> _Task statement_: The number of lines containing the word "الزر" is all you should give; count them in the records below.

(Recorded data)
::::::
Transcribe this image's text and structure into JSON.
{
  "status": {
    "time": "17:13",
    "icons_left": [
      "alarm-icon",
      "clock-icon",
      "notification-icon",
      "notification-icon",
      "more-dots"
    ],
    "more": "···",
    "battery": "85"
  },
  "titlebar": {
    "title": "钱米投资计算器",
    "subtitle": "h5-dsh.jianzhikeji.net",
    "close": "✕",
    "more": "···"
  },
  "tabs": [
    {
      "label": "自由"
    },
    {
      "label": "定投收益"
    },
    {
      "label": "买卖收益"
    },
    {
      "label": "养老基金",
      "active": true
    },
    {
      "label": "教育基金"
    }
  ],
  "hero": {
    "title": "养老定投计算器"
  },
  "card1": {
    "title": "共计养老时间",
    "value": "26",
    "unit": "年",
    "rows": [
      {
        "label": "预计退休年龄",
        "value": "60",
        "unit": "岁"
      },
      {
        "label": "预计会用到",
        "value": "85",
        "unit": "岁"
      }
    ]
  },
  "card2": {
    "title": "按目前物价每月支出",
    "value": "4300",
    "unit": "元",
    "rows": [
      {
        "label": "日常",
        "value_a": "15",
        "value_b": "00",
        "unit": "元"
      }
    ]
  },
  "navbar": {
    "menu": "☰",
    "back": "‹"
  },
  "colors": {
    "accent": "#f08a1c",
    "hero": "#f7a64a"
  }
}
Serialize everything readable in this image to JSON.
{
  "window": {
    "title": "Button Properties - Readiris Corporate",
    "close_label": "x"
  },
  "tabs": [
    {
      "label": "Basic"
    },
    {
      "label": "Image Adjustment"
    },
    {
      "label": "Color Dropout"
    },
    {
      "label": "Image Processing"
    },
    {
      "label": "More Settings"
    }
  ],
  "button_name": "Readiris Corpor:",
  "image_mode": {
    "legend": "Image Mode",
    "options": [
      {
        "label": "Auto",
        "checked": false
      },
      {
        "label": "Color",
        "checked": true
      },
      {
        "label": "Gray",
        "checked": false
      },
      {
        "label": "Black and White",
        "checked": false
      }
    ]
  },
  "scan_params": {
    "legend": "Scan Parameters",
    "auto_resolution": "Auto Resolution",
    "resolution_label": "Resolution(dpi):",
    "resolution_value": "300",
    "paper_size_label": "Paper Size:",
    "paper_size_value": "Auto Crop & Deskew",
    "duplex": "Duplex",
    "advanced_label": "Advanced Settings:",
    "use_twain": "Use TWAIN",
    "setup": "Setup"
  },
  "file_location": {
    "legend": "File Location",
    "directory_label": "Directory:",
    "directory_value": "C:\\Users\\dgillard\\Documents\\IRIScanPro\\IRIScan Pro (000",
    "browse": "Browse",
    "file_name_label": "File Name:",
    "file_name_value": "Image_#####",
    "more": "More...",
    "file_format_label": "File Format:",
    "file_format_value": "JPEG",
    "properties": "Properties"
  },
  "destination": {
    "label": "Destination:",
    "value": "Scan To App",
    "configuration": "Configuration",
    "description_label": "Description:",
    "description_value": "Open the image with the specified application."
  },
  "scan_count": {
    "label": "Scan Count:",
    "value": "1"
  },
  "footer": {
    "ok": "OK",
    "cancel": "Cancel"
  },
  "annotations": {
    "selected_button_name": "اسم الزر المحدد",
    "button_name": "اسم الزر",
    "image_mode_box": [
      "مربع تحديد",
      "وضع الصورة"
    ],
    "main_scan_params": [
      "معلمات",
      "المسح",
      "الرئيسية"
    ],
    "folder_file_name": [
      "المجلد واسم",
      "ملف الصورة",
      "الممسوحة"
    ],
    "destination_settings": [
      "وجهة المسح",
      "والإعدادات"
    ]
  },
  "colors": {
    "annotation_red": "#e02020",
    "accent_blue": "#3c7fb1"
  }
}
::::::
> _Answer area_: 2